* [DESCRIPTION OF THE TASK] Copy each of the records exactly.

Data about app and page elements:
● ● ● ●

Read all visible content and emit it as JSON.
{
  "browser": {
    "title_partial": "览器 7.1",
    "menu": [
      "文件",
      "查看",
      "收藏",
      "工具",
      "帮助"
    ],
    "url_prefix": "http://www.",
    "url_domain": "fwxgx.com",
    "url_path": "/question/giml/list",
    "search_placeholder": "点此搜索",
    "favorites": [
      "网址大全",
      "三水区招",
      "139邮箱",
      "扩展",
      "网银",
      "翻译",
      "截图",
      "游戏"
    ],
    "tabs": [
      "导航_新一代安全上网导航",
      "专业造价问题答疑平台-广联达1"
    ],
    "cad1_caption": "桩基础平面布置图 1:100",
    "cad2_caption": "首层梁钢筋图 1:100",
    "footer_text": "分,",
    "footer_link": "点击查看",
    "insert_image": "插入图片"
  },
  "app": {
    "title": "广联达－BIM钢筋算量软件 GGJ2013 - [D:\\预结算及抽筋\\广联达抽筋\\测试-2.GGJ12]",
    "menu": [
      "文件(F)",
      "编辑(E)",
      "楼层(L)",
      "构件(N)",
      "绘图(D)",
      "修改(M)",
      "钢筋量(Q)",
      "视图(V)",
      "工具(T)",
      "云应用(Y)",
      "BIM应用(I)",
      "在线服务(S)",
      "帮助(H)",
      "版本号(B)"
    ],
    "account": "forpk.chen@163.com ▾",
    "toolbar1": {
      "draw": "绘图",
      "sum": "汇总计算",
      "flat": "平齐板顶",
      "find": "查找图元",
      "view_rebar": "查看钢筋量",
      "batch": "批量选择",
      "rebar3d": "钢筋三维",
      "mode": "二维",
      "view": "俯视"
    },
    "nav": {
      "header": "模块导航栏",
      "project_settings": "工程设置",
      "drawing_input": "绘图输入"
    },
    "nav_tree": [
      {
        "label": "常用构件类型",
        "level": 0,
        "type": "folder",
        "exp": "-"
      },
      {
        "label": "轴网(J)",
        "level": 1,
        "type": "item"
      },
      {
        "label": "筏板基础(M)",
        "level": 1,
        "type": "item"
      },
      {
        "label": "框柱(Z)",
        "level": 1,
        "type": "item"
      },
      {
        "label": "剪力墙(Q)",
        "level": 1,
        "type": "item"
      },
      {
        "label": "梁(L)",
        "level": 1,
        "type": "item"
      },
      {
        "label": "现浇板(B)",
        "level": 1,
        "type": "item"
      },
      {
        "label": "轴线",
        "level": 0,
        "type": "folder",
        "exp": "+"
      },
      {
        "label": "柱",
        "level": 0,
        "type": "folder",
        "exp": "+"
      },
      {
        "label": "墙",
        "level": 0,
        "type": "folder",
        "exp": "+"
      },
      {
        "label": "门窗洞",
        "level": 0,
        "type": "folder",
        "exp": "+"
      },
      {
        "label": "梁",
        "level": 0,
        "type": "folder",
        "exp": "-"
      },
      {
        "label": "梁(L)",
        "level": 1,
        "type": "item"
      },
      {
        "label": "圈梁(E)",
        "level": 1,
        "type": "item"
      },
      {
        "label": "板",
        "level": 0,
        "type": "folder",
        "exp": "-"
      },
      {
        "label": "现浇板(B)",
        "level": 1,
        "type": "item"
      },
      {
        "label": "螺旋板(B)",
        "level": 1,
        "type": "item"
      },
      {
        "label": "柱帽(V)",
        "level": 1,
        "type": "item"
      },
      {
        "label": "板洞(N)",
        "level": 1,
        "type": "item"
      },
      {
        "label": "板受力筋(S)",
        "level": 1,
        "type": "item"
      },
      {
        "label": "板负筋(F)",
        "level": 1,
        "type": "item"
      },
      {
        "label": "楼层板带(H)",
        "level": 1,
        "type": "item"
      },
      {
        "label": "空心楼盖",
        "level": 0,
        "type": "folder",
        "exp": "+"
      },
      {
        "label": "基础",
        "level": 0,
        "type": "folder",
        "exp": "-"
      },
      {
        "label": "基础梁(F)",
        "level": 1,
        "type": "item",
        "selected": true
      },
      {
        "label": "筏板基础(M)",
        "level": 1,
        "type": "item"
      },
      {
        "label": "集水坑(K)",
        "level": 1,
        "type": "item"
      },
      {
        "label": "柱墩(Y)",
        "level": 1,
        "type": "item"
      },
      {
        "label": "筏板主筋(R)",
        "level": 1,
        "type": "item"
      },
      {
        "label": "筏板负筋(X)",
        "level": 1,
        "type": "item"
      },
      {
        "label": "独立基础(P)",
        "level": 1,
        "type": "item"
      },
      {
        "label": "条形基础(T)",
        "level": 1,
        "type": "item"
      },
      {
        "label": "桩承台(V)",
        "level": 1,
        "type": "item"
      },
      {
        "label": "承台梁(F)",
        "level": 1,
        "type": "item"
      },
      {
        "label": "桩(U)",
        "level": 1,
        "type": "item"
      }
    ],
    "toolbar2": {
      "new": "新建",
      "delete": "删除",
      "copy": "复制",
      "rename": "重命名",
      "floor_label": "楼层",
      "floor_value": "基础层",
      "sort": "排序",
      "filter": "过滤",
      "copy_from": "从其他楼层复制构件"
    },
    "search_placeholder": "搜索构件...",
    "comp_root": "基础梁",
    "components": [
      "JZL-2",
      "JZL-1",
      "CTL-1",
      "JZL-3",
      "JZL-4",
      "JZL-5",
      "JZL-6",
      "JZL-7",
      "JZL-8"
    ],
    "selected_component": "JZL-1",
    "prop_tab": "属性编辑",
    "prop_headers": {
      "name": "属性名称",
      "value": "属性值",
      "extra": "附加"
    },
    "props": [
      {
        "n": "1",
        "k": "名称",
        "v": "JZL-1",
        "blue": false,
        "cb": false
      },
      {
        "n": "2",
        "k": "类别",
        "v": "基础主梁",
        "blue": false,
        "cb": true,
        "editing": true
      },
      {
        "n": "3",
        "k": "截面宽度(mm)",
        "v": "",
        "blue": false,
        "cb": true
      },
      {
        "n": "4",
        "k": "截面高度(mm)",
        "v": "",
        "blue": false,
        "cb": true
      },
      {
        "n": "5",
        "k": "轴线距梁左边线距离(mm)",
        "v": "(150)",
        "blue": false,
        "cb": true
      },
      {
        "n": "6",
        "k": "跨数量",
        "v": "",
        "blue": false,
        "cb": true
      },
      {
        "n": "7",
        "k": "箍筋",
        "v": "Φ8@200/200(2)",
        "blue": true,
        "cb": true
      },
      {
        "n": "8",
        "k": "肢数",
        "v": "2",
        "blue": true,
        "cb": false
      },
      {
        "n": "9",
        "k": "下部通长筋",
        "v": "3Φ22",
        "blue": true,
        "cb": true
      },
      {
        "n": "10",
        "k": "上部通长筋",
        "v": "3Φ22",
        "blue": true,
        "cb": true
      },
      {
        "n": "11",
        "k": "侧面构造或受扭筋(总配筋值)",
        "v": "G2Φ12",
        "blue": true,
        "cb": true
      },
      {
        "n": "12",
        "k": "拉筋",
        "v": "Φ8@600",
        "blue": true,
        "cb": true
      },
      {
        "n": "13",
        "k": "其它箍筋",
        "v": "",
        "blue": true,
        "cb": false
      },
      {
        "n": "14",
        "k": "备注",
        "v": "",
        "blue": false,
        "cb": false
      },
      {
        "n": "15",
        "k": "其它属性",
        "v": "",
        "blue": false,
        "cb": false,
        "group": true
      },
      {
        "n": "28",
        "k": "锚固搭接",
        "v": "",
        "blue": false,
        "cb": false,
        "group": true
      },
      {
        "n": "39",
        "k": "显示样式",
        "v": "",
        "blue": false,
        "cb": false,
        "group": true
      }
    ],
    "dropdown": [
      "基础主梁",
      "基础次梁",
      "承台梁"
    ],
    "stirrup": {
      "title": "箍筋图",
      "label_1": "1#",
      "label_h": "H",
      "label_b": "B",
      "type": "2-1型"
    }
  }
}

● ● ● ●

* [EXERCISE RESPONSE]
Read all visible content and emit it as JSON.
{
  "browser": {
    "title_partial": "览器 7.1",
    "menu": [
      "文件",
      "查看",
      "收藏",
      "工具",
      "帮助"
    ],
    "url_prefix": "http://www.",
    "url_domain": "fwxgx.com",
    "url_path": "/question/giml/list",
    "search_placeholder": "点此搜索",
    "favorites": [
      "网址大全",
      "三水区招",
      "139邮箱",
      "扩展",
      "网银",
      "翻译",
      "截图",
      "游戏"
    ],
    "tabs": [
      "导航_新一代安全上网导航",
      "专业造价问题答疑平台-广联达1"
    ],
    "cad1_caption": "桩基础平面布置图 1:100",
    "cad2_caption": "首层梁钢筋图 1:100",
    "footer_text": "分,",
    "footer_link": "点击查看",
    "insert_image": "插入图片"
  },
  "app": {
    "title": "广联达－BIM钢筋算量软件 GGJ2013 - [D:\\预结算及抽筋\\广联达抽筋\\测试-2.GGJ12]",
    "menu": [
      "文件(F)",
      "编辑(E)",
      "楼层(L)",
      "构件(N)",
      "绘图(D)",
      "修改(M)",
      "钢筋量(Q)",
      "视图(V)",
      "工具(T)",
      "云应用(Y)",
      "BIM应用(I)",
      "在线服务(S)",
      "帮助(H)",
      "版本号(B)"
    ],
    "account": "forpk.chen@163.com ▾",
    "toolbar1": {
      "draw": "绘图",
      "sum": "汇总计算",
      "flat": "平齐板顶",
      "find": "查找图元",
      "view_rebar": "查看钢筋量",
      "batch": "批量选择",
      "rebar3d": "钢筋三维",
      "mode": "二维",
      "view": "俯视"
    },
    "nav": {
      "header": "模块导航栏",
      "project_settings": "工程设置",
      "drawing_input": "绘图输入"
    },
    "nav_tree": [
      {
        "label": "常用构件类型",
        "level": 0,
        "type": "folder",
        "exp": "-"
      },
      {
        "label": "轴网(J)",
        "level": 1,
        "type": "item"
      },
      {
        "label": "筏板基础(M)",
        "level": 1,
        "type": "item"
      },
      {
        "label": "框柱(Z)",
        "level": 1,
        "type": "item"
      },
      {
        "label": "剪力墙(Q)",
        "level": 1,
        "type": "item"
      },
      {
        "label": "梁(L)",
        "level": 1,
        "type": "item"
      },
      {
        "label": "现浇板(B)",
        "level": 1,
        "type": "item"
      },
      {
        "label": "轴线",
        "level": 0,
        "type": "folder",
        "exp": "+"
      },
      {
        "label": "柱",
        "level": 0,
        "type": "folder",
        "exp": "+"
      },
      {
        "label": "墙",
        "level": 0,
        "type": "folder",
        "exp": "+"
      },
      {
        "label": "门窗洞",
        "level": 0,
        "type": "folder",
        "exp": "+"
      },
      {
        "label": "梁",
        "level": 0,
        "type": "folder",
        "exp": "-"
      },
      {
        "label": "梁(L)",
        "level": 1,
        "type": "item"
      },
      {
        "label": "圈梁(E)",
        "level": 1,
        "type": "item"
      },
      {
        "label": "板",
        "level": 0,
        "type": "folder",
        "exp": "-"
      },
      {
        "label": "现浇板(B)",
        "level": 1,
        "type": "item"
      },
      {
        "label": "螺旋板(B)",
        "level": 1,
        "type": "item"
      },
      {
        "label": "柱帽(V)",
        "level": 1,
        "type": "item"
      },
      {
        "label": "板洞(N)",
        "level": 1,
        "type": "item"
      },
      {
        "label": "板受力筋(S)",
        "level": 1,
        "type": "item"
      },
      {
        "label": "板负筋(F)",
        "level": 1,
        "type": "item"
      },
      {
        "label": "楼层板带(H)",
        "level": 1,
        "type": "item"
      },
      {
        "label": "空心楼盖",
        "level": 0,
        "type": "folder",
        "exp": "+"
      },
      {
        "label": "基础",
        "level": 0,
        "type": "folder",
        "exp": "-"
      },
      {
        "label": "基础梁(F)",
        "level": 1,
        "type": "item",
        "selected": true
      },
      {
        "label": "筏板基础(M)",
        "level": 1,
        "type": "item"
      },
      {
        "label": "集水坑(K)",
        "level": 1,
        "type": "item"
      },
      {
        "label": "柱墩(Y)",
        "level": 1,
        "type": "item"
      },
      {
        "label": "筏板主筋(R)",
        "level": 1,
        "type": "item"
      },
      {
        "label": "筏板负筋(X)",
        "level": 1,
        "type": "item"
      },
      {
        "label": "独立基础(P)",
        "level": 1,
        "type": "item"
      },
      {
        "label": "条形基础(T)",
        "level": 1,
        "type": "item"
      },
      {
        "label": "桩承台(V)",
        "level": 1,
        "type": "item"
      },
      {
        "label": "承台梁(F)",
        "level": 1,
        "type": "item"
      },
      {
        "label": "桩(U)",
        "level": 1,
        "type": "item"
      }
    ],
    "toolbar2": {
      "new": "新建",
      "delete": "删除",
      "copy": "复制",
      "rename": "重命名",
      "floor_label": "楼层",
      "floor_value": "基础层",
      "sort": "排序",
      "filter": "过滤",
      "copy_from": "从其他楼层复制构件"
    },
    "search_placeholder": "搜索构件...",
    "comp_root": "基础梁",
    "components": [
      "JZL-2",
      "JZL-1",
      "CTL-1",
      "JZL-3",
      "JZL-4",
      "JZL-5",
      "JZL-6",
      "JZL-7",
      "JZL-8"
    ],
    "selected_component": "JZL-1",
    "prop_tab": "属性编辑",
    "prop_headers": {
      "name": "属性名称",
      "value": "属性值",
      "extra": "附加"
    },
    "props": [
      {
        "n": "1",
        "k": "名称",
        "v": "JZL-1",
        "blue": false,
        "cb": false
      },
      {
        "n": "2",
        "k": "类别",
        "v": "基础主梁",
        "blue": false,
        "cb": true,
        "editing": true
      },
      {
        "n": "3",
        "k": "截面宽度(mm)",
        "v": "",
        "blue": false,
        "cb": true
      },
      {
        "n": "4",
        "k": "截面高度(mm)",
        "v": "",
        "blue": false,
        "cb": true
      },
      {
        "n": "5",
        "k": "轴线距梁左边线距离(mm)",
        "v": "(150)",
        "blue": false,
        "cb": true
      },
      {
        "n": "6",
        "k": "跨数量",
        "v": "",
        "blue": false,
        "cb": true
      },
      {
        "n": "7",
        "k": "箍筋",
        "v": "Φ8@200/200(2)",
        "blue": true,
        "cb": true
      },
      {
        "n": "8",
        "k": "肢数",
        "v": "2",
        "blue": true,
        "cb": false
      },
      {
        "n": "9",
        "k": "下部通长筋",
        "v": "3Φ22",
        "blue": true,
        "cb": true
      },
      {
        "n": "10",
        "k": "上部通长筋",
        "v": "3Φ22",
        "blue": true,
        "cb": true
      },
      {
        "n": "11",
        "k": "侧面构造或受扭筋(总配筋值)",
        "v": "G2Φ12",
        "blue": true,
        "cb": true
      },
      {
        "n": "12",
        "k": "拉筋",
        "v": "Φ8@600",
        "blue": true,
        "cb": true
      },
      {
        "n": "13",
        "k": "其它箍筋",
        "v": "",
        "blue": true,
        "cb": false
      },
      {
        "n": "14",
        "k": "备注",
        "v": "",
        "blue": false,
        "cb": false
      },
      {
        "n": "15",
        "k": "其它属性",
        "v": "",
        "blue": false,
        "cb": false,
        "group": true
      },
      {
        "n": "28",
        "k": "锚固搭接",
        "v": "",
        "blue": false,
        "cb": false,
        "group": true
      },
      {
        "n": "39",
        "k": "显示样式",
        "v": "",
        "blue": false,
        "cb": false,
        "group": true
      }
    ],
    "dropdown": [
      "基础主梁",
      "基础次梁",
      "承台梁"
    ],
    "stirrup": {
      "title": "箍筋图",
      "label_1": "1#",
      "label_h": "H",
      "label_b": "B",
      "type": "2-1型"
    }
  }
}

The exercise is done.